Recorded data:
★ ★ ★ ★

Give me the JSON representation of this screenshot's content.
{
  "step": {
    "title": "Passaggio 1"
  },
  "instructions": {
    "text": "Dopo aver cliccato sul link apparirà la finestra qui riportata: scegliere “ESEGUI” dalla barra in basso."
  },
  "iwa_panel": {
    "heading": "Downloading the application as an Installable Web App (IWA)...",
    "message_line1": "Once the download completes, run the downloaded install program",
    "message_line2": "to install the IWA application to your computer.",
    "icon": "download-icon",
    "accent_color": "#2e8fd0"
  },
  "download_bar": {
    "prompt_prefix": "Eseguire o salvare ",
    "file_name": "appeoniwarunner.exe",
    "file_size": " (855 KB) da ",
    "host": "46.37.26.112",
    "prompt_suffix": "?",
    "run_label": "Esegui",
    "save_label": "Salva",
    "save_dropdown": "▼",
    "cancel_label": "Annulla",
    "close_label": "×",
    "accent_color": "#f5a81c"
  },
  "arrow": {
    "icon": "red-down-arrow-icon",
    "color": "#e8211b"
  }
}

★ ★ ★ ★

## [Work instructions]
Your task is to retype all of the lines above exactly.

## [Task response]
Give me the JSON representation of this screenshot's content.
{
  "step": {
    "title": "Passaggio 1"
  },
  "instructions": {
    "text": "Dopo aver cliccato sul link apparirà la finestra qui riportata: scegliere “ESEGUI” dalla barra in basso."
  },
  "iwa_panel": {
    "heading": "Downloading the application as an Installable Web App (IWA)...",
    "message_line1": "Once the download completes, run the downloaded install program",
    "message_line2": "to install the IWA application to your computer.",
    "icon": "download-icon",
    "accent_color": "#2e8fd0"
  },
  "download_bar": {
    "prompt_prefix": "Eseguire o salvare ",
    "file_name": "appeoniwarunner.exe",
    "file_size": " (855 KB) da ",
    "host": "46.37.26.112",
    "prompt_suffix": "?",
    "run_label": "Esegui",
    "save_label": "Salva",
    "save_dropdown": "▼",
    "cancel_label": "Annulla",
    "close_label": "×",
    "accent_color": "#f5a81c"
  },
  "arrow": {
    "icon": "red-down-arrow-icon",
    "color": "#e8211b"
  }
}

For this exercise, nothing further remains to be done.